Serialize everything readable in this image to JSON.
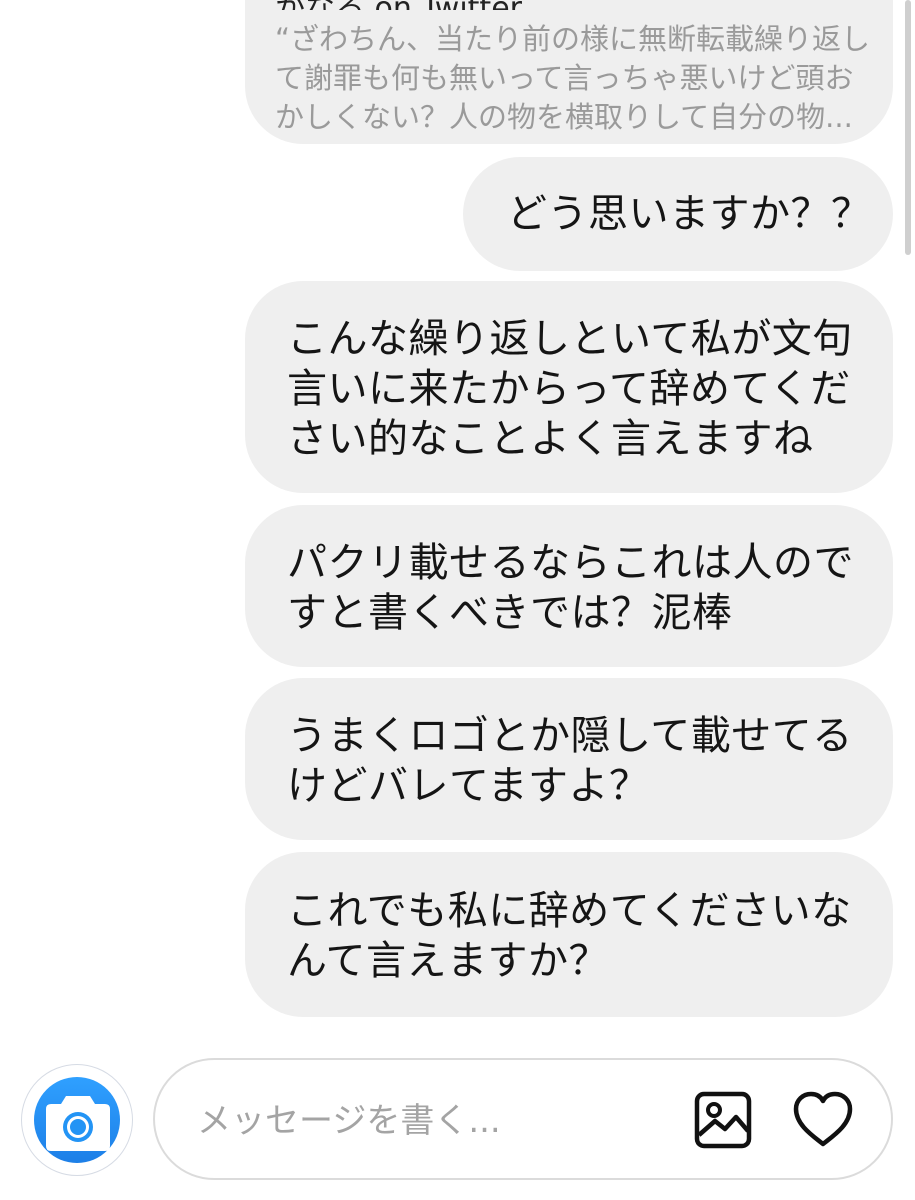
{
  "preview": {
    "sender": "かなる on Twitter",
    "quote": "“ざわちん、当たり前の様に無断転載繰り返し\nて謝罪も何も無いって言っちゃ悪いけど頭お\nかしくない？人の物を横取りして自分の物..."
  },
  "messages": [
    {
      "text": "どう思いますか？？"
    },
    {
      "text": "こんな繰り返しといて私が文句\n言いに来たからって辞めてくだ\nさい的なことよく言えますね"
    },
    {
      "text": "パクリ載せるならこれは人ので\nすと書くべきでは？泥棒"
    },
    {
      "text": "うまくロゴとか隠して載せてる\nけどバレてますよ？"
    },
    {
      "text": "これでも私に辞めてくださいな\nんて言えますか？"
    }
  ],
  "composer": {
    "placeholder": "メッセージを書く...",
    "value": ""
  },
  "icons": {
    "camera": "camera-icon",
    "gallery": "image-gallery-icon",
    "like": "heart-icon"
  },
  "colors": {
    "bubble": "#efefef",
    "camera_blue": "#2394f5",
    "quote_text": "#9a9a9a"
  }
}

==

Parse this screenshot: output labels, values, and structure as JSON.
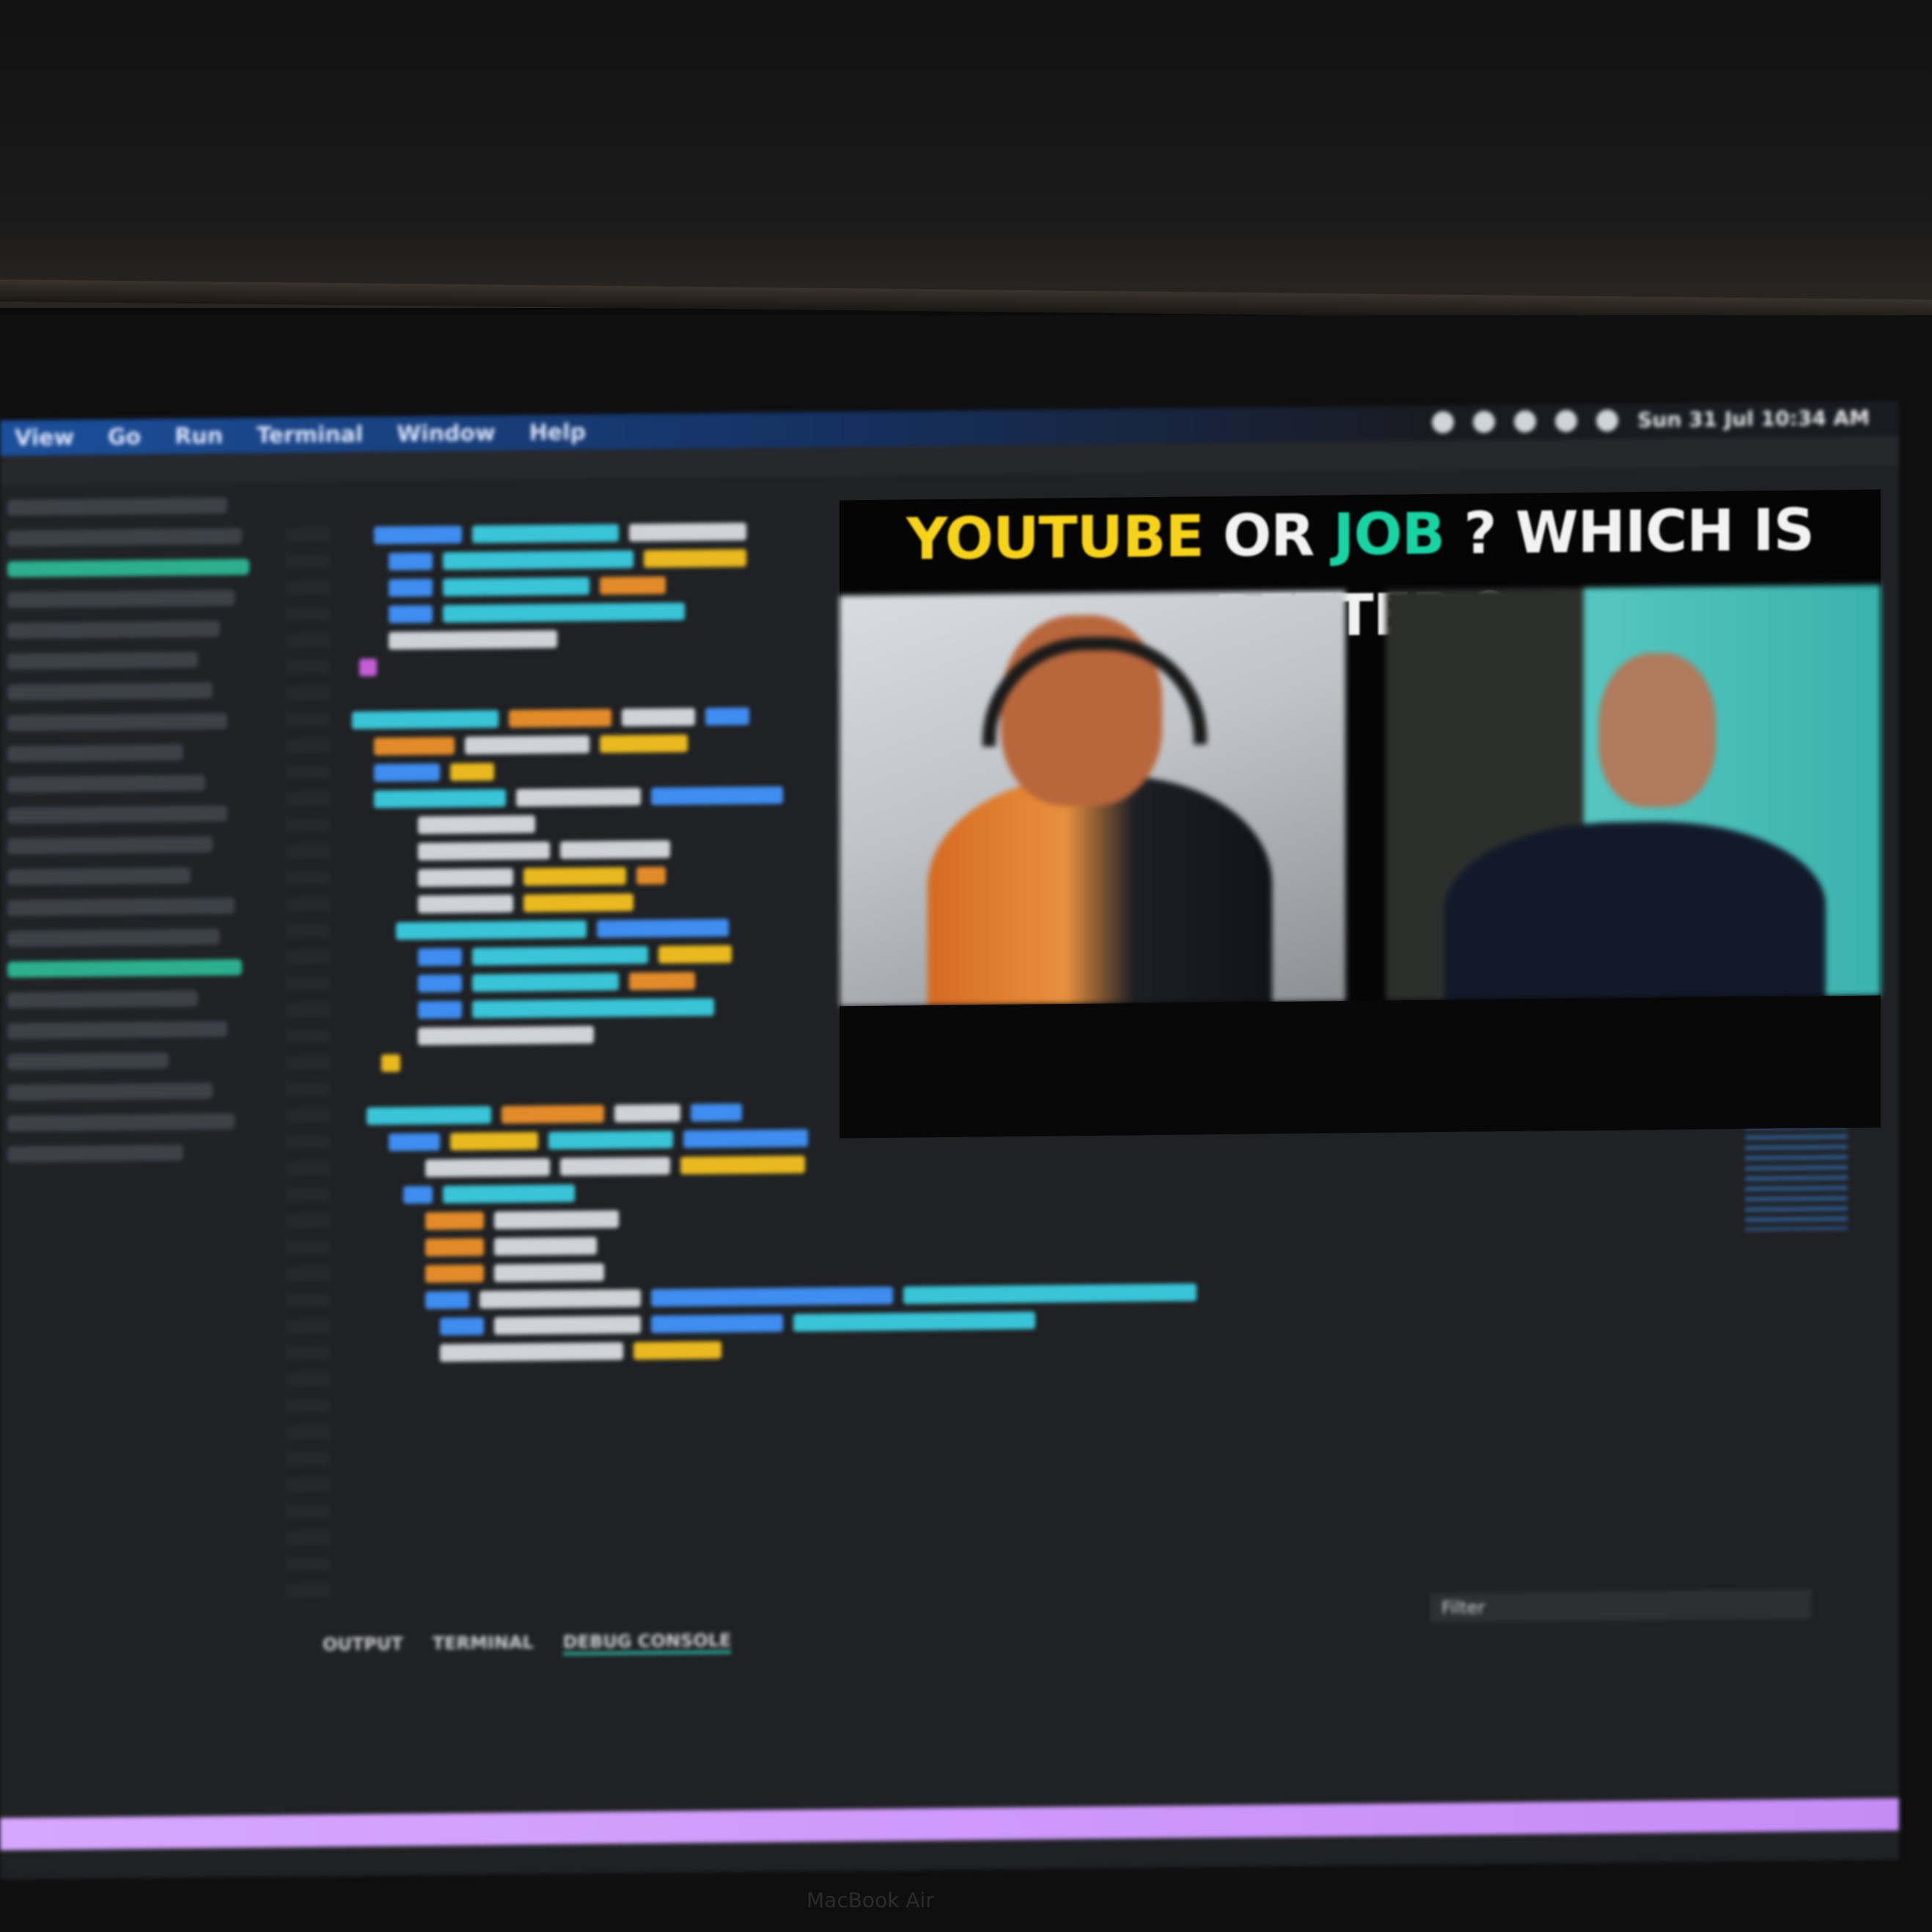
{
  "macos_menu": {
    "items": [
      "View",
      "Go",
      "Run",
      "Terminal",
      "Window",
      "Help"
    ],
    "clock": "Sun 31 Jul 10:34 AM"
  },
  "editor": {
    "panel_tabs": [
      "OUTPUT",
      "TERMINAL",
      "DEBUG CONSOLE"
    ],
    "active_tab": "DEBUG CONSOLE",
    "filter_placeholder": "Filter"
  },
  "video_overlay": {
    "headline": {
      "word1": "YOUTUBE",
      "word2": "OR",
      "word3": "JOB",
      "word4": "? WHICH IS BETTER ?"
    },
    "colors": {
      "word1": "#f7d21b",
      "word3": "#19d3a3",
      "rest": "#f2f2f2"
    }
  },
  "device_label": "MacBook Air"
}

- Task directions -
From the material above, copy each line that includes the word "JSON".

- Your response -
Serialize everything readable in this image to JSON.
Parse this screenshot: output labels, values, and structure as JSON.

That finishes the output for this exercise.